FDA Warns Companies about Unproven MRSA Prevention Claims
Some antiseptic products and hand sanitizers claim they prevent MRSA infections, but the U.S. Food and Drug Administration (FDA) wants consumers to know the claims are unproven.
MRSA can cause severe infections that do not respond to standard treatment, and in some cases, can lead to death.
The FDA is taking a hard line with companies who say — without agency approval — that their products prevent MRSA infections and other diseases.
Examples of some of these claims include:
- “kills over 99.9% of MRSA”
- “helps prevent skin infections caused by MRSA and other germs”
- “is effective against a broad spectrum of pathogens, including MRSA”
Despite the claims, the FDA advises consumers that it has not approved ANY products that claim to prevent MRSA, E. coli, Salmonella or H1N1 flu.
The FDA issued warning letters to four companies that make or distribute products that can be bought over-the-counter, giving the companies 15 days to correct violations or face legal action. The companies are:
- Staphaseptic First Aid Antiseptic/Pain Relieving Gel, by Tec Laboratories
- Safe4Hours Hand Sanitizing Lotion and Safe4Hours First Aid Antiseptic Skin Protectant, by JD Nelson and Associates
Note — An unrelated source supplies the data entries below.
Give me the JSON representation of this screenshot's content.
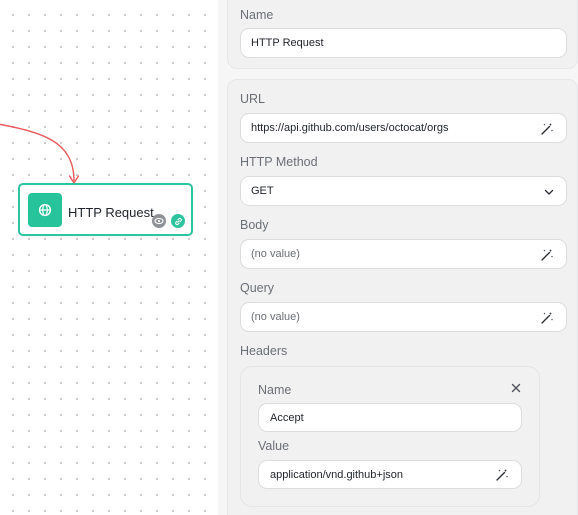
{
  "node": {
    "title": "HTTP Request",
    "icon": "globe-icon",
    "accent": "#27c39a"
  },
  "panel": {
    "name_label": "Name",
    "name_value": "HTTP Request",
    "url_label": "URL",
    "url_value": "https://api.github.com/users/octocat/orgs",
    "method_label": "HTTP Method",
    "method_value": "GET",
    "body_label": "Body",
    "body_value": "(no value)",
    "query_label": "Query",
    "query_value": "(no value)",
    "headers_label": "Headers",
    "headers": [
      {
        "name_label": "Name",
        "name_value": "Accept",
        "value_label": "Value",
        "value_value": "application/vnd.github+json"
      }
    ]
  }
}
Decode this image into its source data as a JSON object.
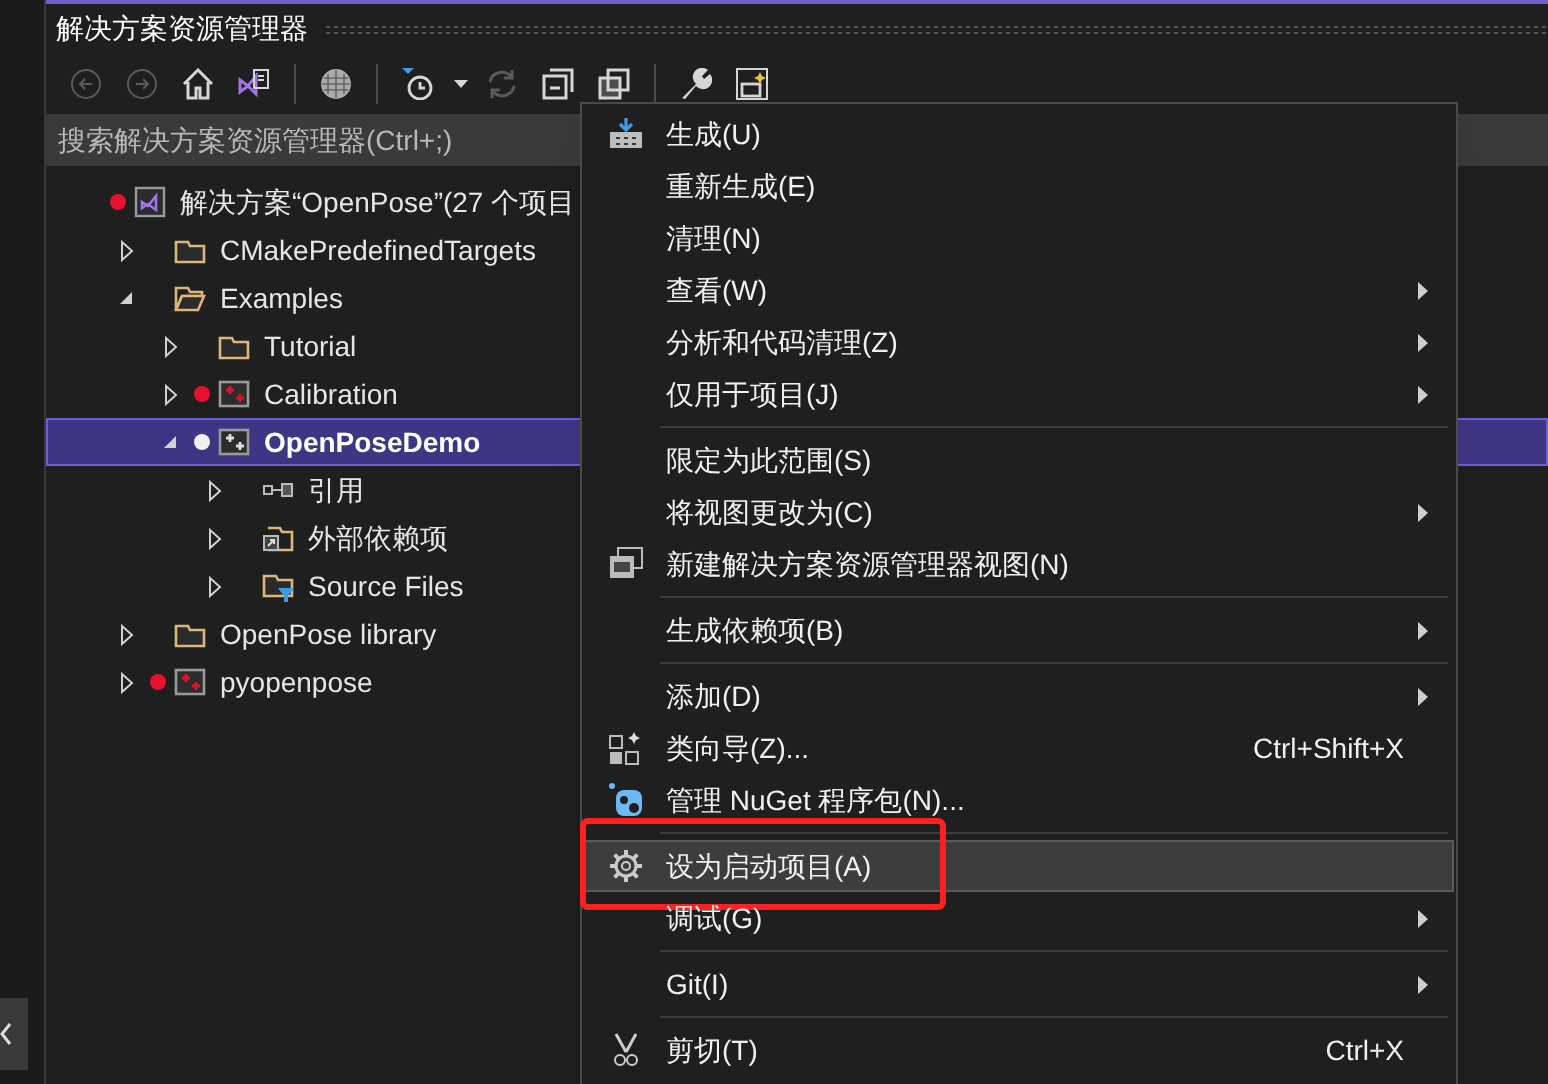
{
  "panel": {
    "title": "解决方案资源管理器",
    "search": {
      "placeholder": "搜索解决方案资源管理器(Ctrl+;)"
    }
  },
  "toolbar": [
    {
      "kind": "back",
      "disabled": true
    },
    {
      "kind": "forward",
      "disabled": true
    },
    {
      "kind": "home",
      "disabled": false
    },
    {
      "kind": "switch_view",
      "disabled": false
    },
    {
      "kind": "separator"
    },
    {
      "kind": "globe",
      "disabled": false
    },
    {
      "kind": "separator"
    },
    {
      "kind": "pending_changes",
      "disabled": false
    },
    {
      "kind": "dropdown",
      "disabled": false
    },
    {
      "kind": "refresh",
      "disabled": true
    },
    {
      "kind": "collapse_all",
      "disabled": false
    },
    {
      "kind": "copy",
      "disabled": false
    },
    {
      "kind": "separator"
    },
    {
      "kind": "properties",
      "disabled": false
    },
    {
      "kind": "preview",
      "disabled": false
    }
  ],
  "solution": {
    "label": "解决方案“OpenPose”(27 个项目",
    "color": "#e8112d"
  },
  "tree": [
    {
      "label": "CMakePredefinedTargets",
      "kind": "folder",
      "expanded": false,
      "selected": false
    },
    {
      "label": "Examples",
      "kind": "folder",
      "expanded": true,
      "selected": false,
      "children": [
        {
          "label": "Tutorial",
          "kind": "folder",
          "expanded": false,
          "selected": false
        },
        {
          "label": "Calibration",
          "kind": "project",
          "expanded": false,
          "selected": false,
          "color": "#e8112d"
        },
        {
          "label": "OpenPoseDemo",
          "kind": "project",
          "expanded": true,
          "selected": true,
          "color": "#f0f0f0",
          "children": [
            {
              "label": "引用",
              "kind": "references",
              "expanded": false,
              "selected": false
            },
            {
              "label": "外部依赖项",
              "kind": "external",
              "expanded": false,
              "selected": false
            },
            {
              "label": "Source Files",
              "kind": "filter_folder",
              "expanded": false,
              "selected": false
            }
          ]
        }
      ]
    },
    {
      "label": "OpenPose library",
      "kind": "folder",
      "expanded": false,
      "selected": false
    },
    {
      "label": "pyopenpose",
      "kind": "project",
      "expanded": false,
      "selected": false,
      "color": "#e8112d"
    }
  ],
  "context_menu": [
    {
      "kind": "item",
      "label": "生成(U)",
      "submenu": false,
      "selected": false,
      "annotated": false
    },
    {
      "kind": "item",
      "label": "重新生成(E)",
      "submenu": false,
      "selected": false,
      "annotated": false
    },
    {
      "kind": "item",
      "label": "清理(N)",
      "submenu": false,
      "selected": false,
      "annotated": false
    },
    {
      "kind": "item",
      "label": "查看(W)",
      "submenu": true,
      "selected": false,
      "annotated": false
    },
    {
      "kind": "item",
      "label": "分析和代码清理(Z)",
      "submenu": true,
      "selected": false,
      "annotated": false
    },
    {
      "kind": "item",
      "label": "仅用于项目(J)",
      "submenu": true,
      "selected": false,
      "annotated": false
    },
    {
      "kind": "separator"
    },
    {
      "kind": "item",
      "label": "限定为此范围(S)",
      "submenu": false,
      "selected": false,
      "annotated": false
    },
    {
      "kind": "item",
      "label": "将视图更改为(C)",
      "submenu": true,
      "selected": false,
      "annotated": false
    },
    {
      "kind": "item",
      "label": "新建解决方案资源管理器视图(N)",
      "submenu": false,
      "selected": false,
      "annotated": false
    },
    {
      "kind": "separator"
    },
    {
      "kind": "item",
      "label": "生成依赖项(B)",
      "submenu": true,
      "selected": false,
      "annotated": false
    },
    {
      "kind": "separator"
    },
    {
      "kind": "item",
      "label": "添加(D)",
      "submenu": true,
      "selected": false,
      "annotated": false
    },
    {
      "kind": "item",
      "label": "类向导(Z)...",
      "shortcut": "Ctrl+Shift+X",
      "submenu": false,
      "selected": false,
      "annotated": false
    },
    {
      "kind": "item",
      "label": "管理 NuGet 程序包(N)...",
      "submenu": false,
      "selected": false,
      "annotated": false
    },
    {
      "kind": "separator"
    },
    {
      "kind": "item",
      "label": "设为启动项目(A)",
      "submenu": false,
      "selected": true,
      "annotated": true
    },
    {
      "kind": "item",
      "label": "调试(G)",
      "submenu": true,
      "selected": false,
      "annotated": false
    },
    {
      "kind": "separator"
    },
    {
      "kind": "item",
      "label": "Git(I)",
      "submenu": true,
      "selected": false,
      "annotated": false
    },
    {
      "kind": "separator"
    },
    {
      "kind": "item",
      "label": "剪切(T)",
      "shortcut": "Ctrl+X",
      "submenu": false,
      "selected": false,
      "annotated": false
    }
  ]
}
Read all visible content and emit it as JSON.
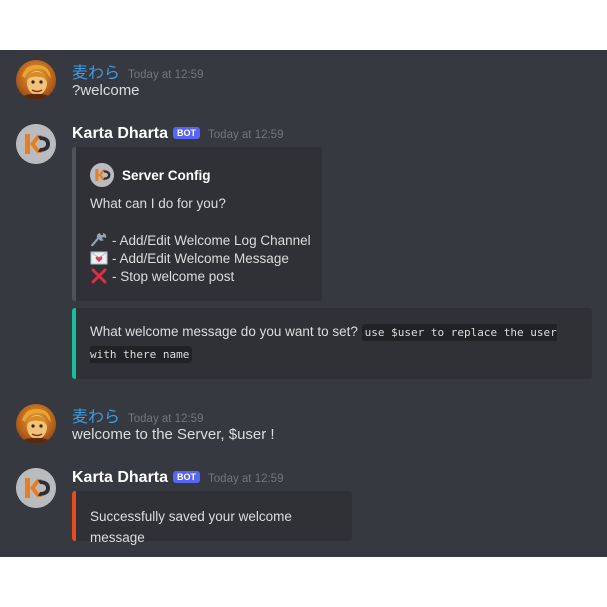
{
  "messages": [
    {
      "author": "麦わら",
      "timestamp": "Today at 12:59",
      "content": "?welcome"
    },
    {
      "author": "Karta Dharta",
      "bot_tag": "BOT",
      "timestamp": "Today at 12:59",
      "embed_config": {
        "author_name": "Server Config",
        "description": "What can I do for you?",
        "options": [
          {
            "icon": "wrench-icon",
            "label": "- Add/Edit Welcome Log Channel"
          },
          {
            "icon": "envelope-heart-icon",
            "label": "- Add/Edit Welcome Message"
          },
          {
            "icon": "cross-mark-icon",
            "label": "- Stop welcome post"
          }
        ],
        "color": "#4f545c"
      },
      "embed_prompt": {
        "text": "What welcome message do you want to set?",
        "code": "use $user to replace the user with there name",
        "color": "#1abc9c"
      }
    },
    {
      "author": "麦わら",
      "timestamp": "Today at 12:59",
      "content": "welcome to the Server, $user !"
    },
    {
      "author": "Karta Dharta",
      "bot_tag": "BOT",
      "timestamp": "Today at 12:59",
      "embed_result": {
        "text": "Successfully saved your welcome message",
        "color": "#e74c1c"
      }
    }
  ],
  "colors": {
    "background": "#36393f",
    "embed_bg": "#2f3136",
    "user_name": "#3c9be3",
    "bot_tag": "#5865f2"
  }
}
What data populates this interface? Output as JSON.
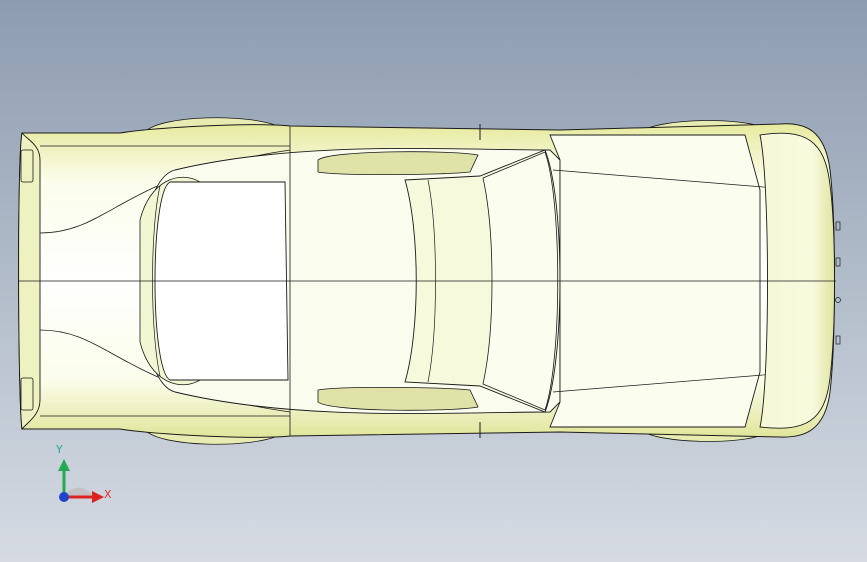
{
  "viewport": {
    "background_top": "#8d9cb0",
    "background_bottom": "#d6dbe3"
  },
  "model": {
    "body_color": "#f3f6c9",
    "shade_color": "#d8dc98",
    "edge_color": "#1a1a1a"
  },
  "triad": {
    "x_label": "X",
    "y_label": "Y",
    "x_color": "#dd2222",
    "y_color": "#22aa55",
    "z_color": "#2244cc"
  }
}
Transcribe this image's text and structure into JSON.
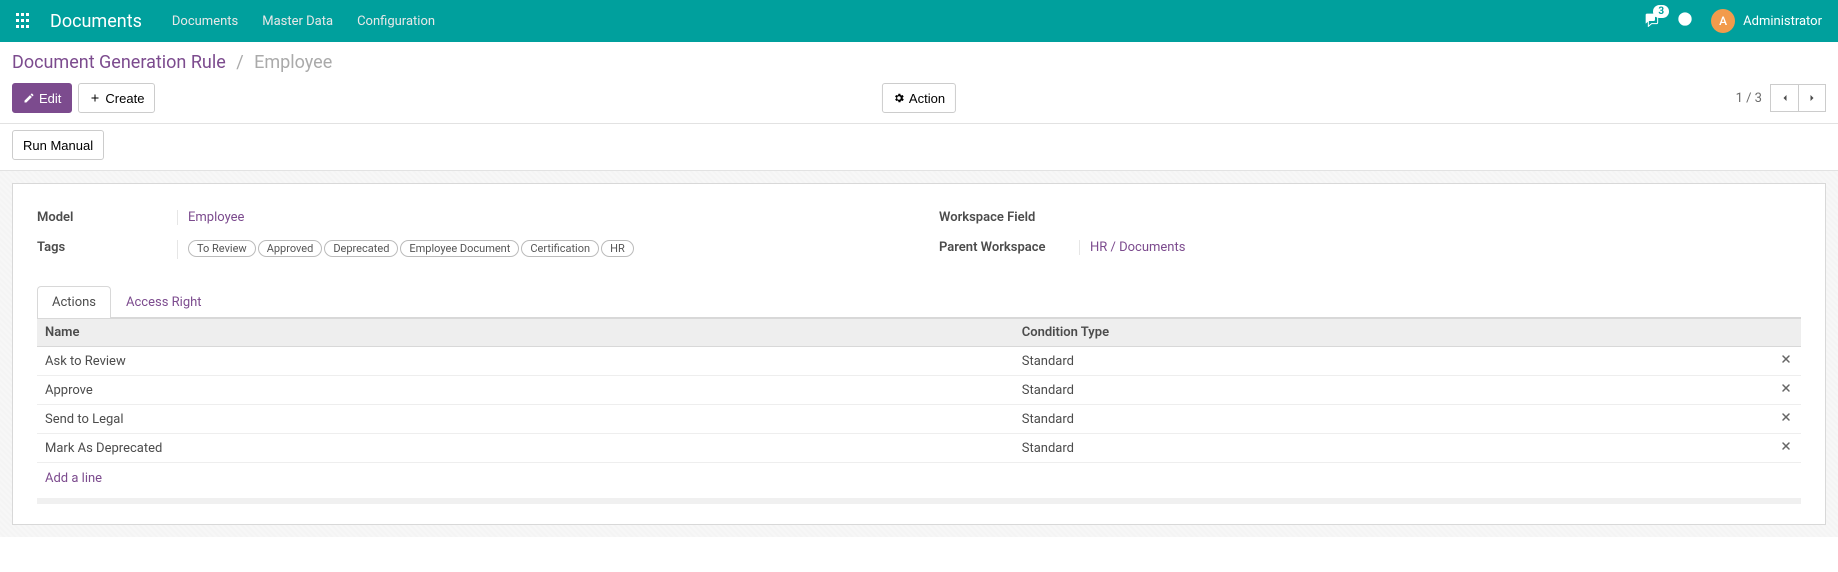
{
  "navbar": {
    "brand": "Documents",
    "links": [
      "Documents",
      "Master Data",
      "Configuration"
    ],
    "chat_count": "3",
    "user_initial": "A",
    "user_name": "Administrator"
  },
  "breadcrumb": {
    "parent": "Document Generation Rule",
    "sep": "/",
    "current": "Employee"
  },
  "buttons": {
    "edit": "Edit",
    "create": "Create",
    "action": "Action",
    "run_manual": "Run Manual"
  },
  "pager": {
    "text": "1 / 3"
  },
  "form": {
    "left": {
      "model_label": "Model",
      "model_value": "Employee",
      "tags_label": "Tags",
      "tags": [
        "To Review",
        "Approved",
        "Deprecated",
        "Employee Document",
        "Certification",
        "HR"
      ]
    },
    "right": {
      "workspace_field_label": "Workspace Field",
      "workspace_field_value": "",
      "parent_workspace_label": "Parent Workspace",
      "parent_workspace_value": "HR / Documents"
    }
  },
  "tabs": {
    "actions": "Actions",
    "access_right": "Access Right"
  },
  "table": {
    "col_name": "Name",
    "col_condition": "Condition Type",
    "rows": [
      {
        "name": "Ask to Review",
        "condition": "Standard"
      },
      {
        "name": "Approve",
        "condition": "Standard"
      },
      {
        "name": "Send to Legal",
        "condition": "Standard"
      },
      {
        "name": "Mark As Deprecated",
        "condition": "Standard"
      }
    ],
    "add_line": "Add a line"
  }
}
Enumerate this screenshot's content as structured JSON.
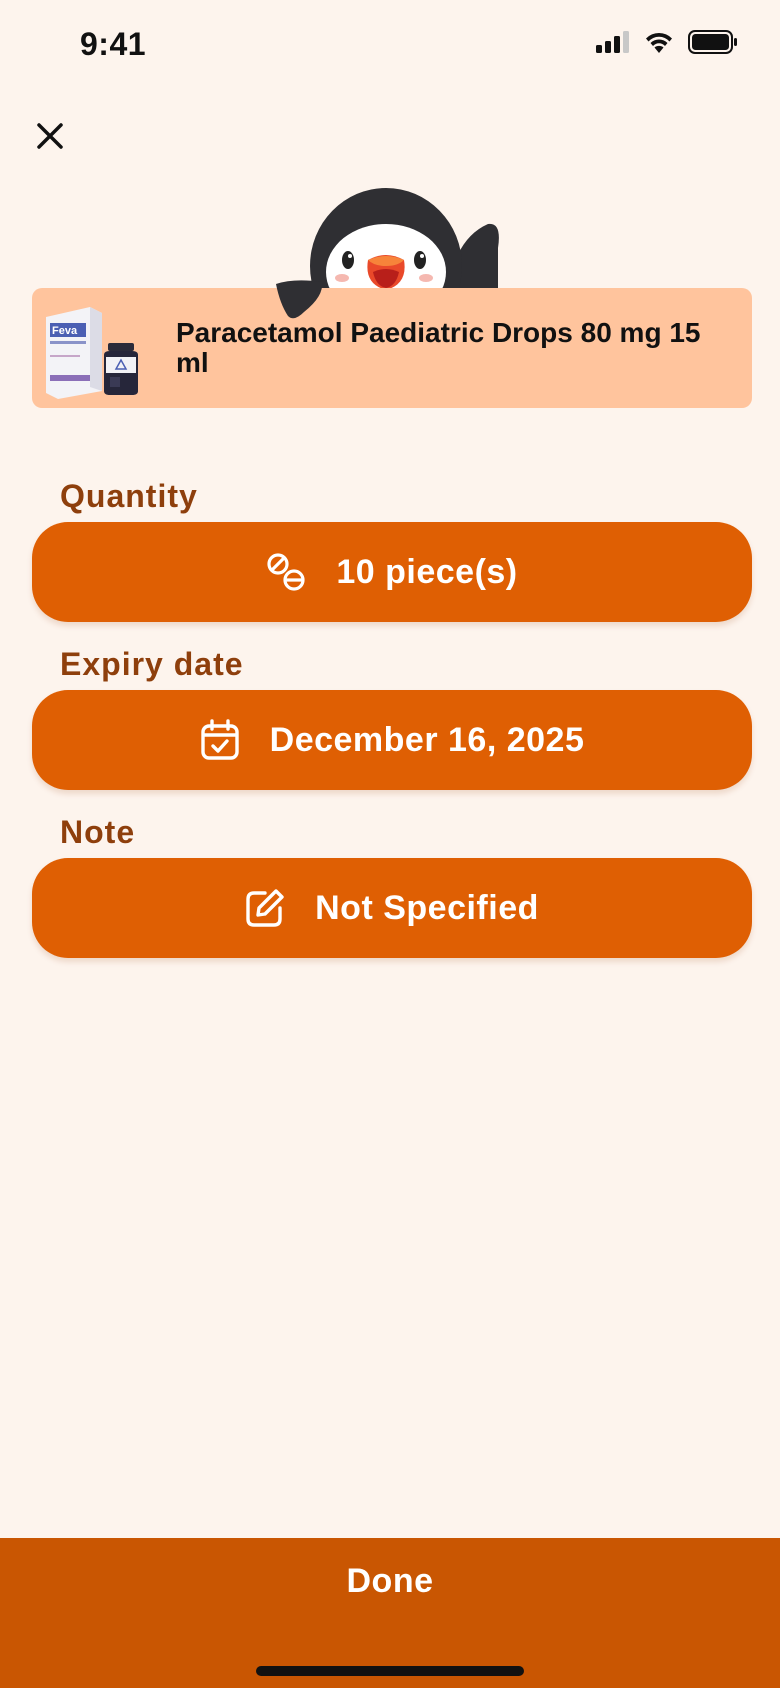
{
  "status_bar": {
    "time": "9:41",
    "icons": [
      "cellular-signal-icon",
      "wifi-icon",
      "battery-icon"
    ]
  },
  "header": {
    "close_icon": "close-icon"
  },
  "mascot": {
    "icon": "penguin-mascot"
  },
  "product": {
    "name": "Paracetamol Paediatric Drops 80 mg 15 ml",
    "thumbnail_brand_text": "Feva"
  },
  "fields": {
    "quantity": {
      "label": "Quantity",
      "value": "10 piece(s)",
      "icon": "pills-icon"
    },
    "expiry": {
      "label": "Expiry date",
      "value": "December 16, 2025",
      "icon": "calendar-check-icon"
    },
    "note": {
      "label": "Note",
      "value": "Not Specified",
      "icon": "edit-note-icon"
    }
  },
  "footer": {
    "done_label": "Done"
  },
  "colors": {
    "background": "#fdf4ed",
    "accent": "#df5f03",
    "footer": "#c95602",
    "card": "#ffc49d",
    "label": "#8e3f0c"
  }
}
- Dr. Tichenor’s Antiseptic Gel, by Dr. G.H. Tichenor Antiseptic Co.
- Clean Well All-Natural Hand Sanitizer, Clean Well All-Natural Hand Sanitizing Wipes, and Clean Well All-Natural Antibacterial Foaming Hand Soap, by Oh So Clean Inc., also known as CleanWell Company
Methicillin-resistant Staphylococcus aureus bacteria (MRSA) is type of staph bacteria that is resistant to treatment with certain antibiotics. In healthcare settings, MRSA occurs mostly among patients who have invasive medical procedures, invasive devices or who have weakened immune systems.
According to the Centers for Disease Control and Prevention (CDC), you can lessen your chances of contracting MRSA if you:
- Keep your hands clean by washing thoroughly with soap and water or using an alcohol-based hand rub.
- Keep cuts and scrapes clean and covered with a bandage until healed.
- Avoid contact with other people’s wounds or bandages.
- Avoid sharing personal items such as towels or razors.
Edward Cox, M.D., M.P.H., director of FDA’s Office of Antimicrobial Products, said in a press release:
“Staphylococcus aureus itself is a very aggressive organism. It’s often associated with patients in hospitals who have weakened immune systems, but the bacterium can also cause significant skin infections and abscesses in a normal, healthy person. And it can get into the bloodstream and, less frequently, may involve the heart valve, which is very difficult to treat.
“With MRSA, a number of the antibiotic drugs we typically used often don’t work, so we lose treatment options we used to rely upon.”